App and web page records:
---+---

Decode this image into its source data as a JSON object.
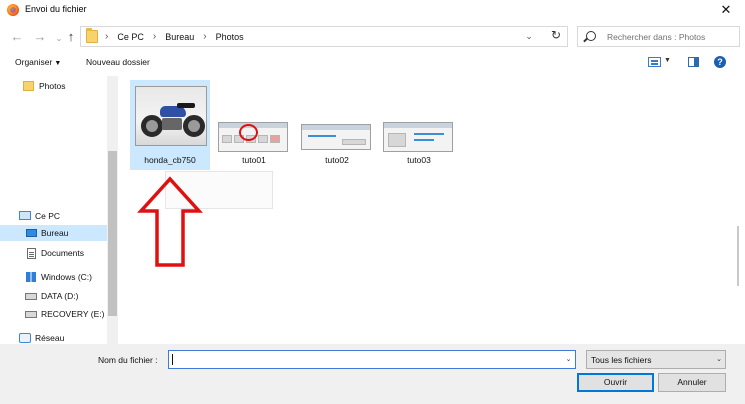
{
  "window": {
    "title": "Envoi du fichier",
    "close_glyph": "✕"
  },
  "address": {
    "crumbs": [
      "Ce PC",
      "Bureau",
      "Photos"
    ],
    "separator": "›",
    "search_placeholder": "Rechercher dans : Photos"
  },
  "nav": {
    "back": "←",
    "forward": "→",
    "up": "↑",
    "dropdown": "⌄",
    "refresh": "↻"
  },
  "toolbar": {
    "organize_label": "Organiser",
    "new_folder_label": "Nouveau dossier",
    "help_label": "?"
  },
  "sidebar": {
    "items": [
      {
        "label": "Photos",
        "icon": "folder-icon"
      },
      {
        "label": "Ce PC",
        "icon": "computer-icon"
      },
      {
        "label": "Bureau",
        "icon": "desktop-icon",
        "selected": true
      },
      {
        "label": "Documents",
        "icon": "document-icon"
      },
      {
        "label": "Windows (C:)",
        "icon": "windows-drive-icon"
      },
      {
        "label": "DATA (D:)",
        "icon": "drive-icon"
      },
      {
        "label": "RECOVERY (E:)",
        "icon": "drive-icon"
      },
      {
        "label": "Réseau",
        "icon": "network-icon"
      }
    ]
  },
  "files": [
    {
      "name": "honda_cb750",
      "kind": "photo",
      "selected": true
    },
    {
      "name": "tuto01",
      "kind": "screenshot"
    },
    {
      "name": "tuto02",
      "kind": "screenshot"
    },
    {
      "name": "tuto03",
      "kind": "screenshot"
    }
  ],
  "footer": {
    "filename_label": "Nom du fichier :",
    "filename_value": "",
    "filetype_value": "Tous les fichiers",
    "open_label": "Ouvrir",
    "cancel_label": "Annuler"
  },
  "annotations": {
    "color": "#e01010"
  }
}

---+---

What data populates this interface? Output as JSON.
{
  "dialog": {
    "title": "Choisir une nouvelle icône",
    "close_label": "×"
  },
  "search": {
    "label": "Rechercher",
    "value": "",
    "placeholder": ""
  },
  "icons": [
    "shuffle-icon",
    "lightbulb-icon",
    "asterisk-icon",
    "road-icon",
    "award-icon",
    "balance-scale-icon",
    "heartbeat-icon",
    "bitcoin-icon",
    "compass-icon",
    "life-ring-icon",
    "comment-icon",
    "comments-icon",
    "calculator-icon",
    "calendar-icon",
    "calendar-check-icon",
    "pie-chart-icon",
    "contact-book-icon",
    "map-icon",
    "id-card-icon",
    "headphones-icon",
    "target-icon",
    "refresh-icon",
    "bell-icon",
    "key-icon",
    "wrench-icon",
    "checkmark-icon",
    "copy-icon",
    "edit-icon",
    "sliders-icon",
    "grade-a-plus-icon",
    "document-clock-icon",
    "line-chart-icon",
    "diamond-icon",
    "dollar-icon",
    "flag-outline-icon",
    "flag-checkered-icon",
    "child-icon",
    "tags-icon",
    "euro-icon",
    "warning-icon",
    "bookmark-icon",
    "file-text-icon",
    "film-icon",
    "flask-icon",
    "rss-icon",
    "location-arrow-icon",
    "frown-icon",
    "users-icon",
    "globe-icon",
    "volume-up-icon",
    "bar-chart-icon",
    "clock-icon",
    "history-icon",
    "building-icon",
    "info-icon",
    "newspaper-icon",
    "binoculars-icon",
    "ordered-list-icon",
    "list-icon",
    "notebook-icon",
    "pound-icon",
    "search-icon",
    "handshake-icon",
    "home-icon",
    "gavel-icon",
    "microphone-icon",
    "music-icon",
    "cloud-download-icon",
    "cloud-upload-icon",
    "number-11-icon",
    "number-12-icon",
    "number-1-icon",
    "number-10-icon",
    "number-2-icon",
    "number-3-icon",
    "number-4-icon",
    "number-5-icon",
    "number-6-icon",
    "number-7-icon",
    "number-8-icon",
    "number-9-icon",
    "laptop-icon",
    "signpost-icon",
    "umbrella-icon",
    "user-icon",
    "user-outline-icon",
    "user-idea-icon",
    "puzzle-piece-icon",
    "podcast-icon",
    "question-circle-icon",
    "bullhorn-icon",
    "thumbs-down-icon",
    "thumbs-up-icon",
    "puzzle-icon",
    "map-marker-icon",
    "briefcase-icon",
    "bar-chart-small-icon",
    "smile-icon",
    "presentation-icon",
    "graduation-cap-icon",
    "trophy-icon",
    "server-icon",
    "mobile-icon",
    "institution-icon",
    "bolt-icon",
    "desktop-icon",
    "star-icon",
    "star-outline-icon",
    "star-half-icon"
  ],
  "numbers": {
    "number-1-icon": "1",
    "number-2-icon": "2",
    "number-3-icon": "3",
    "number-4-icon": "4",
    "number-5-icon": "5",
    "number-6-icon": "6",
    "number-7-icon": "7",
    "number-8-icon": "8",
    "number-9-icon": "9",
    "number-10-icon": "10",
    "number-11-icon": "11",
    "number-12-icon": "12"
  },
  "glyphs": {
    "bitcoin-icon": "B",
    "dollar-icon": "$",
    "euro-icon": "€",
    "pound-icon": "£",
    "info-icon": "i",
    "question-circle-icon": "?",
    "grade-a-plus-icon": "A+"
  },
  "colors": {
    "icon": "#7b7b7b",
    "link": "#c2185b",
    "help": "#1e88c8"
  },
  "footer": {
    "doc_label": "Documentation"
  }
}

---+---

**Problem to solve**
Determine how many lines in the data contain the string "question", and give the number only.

**Solution below**
2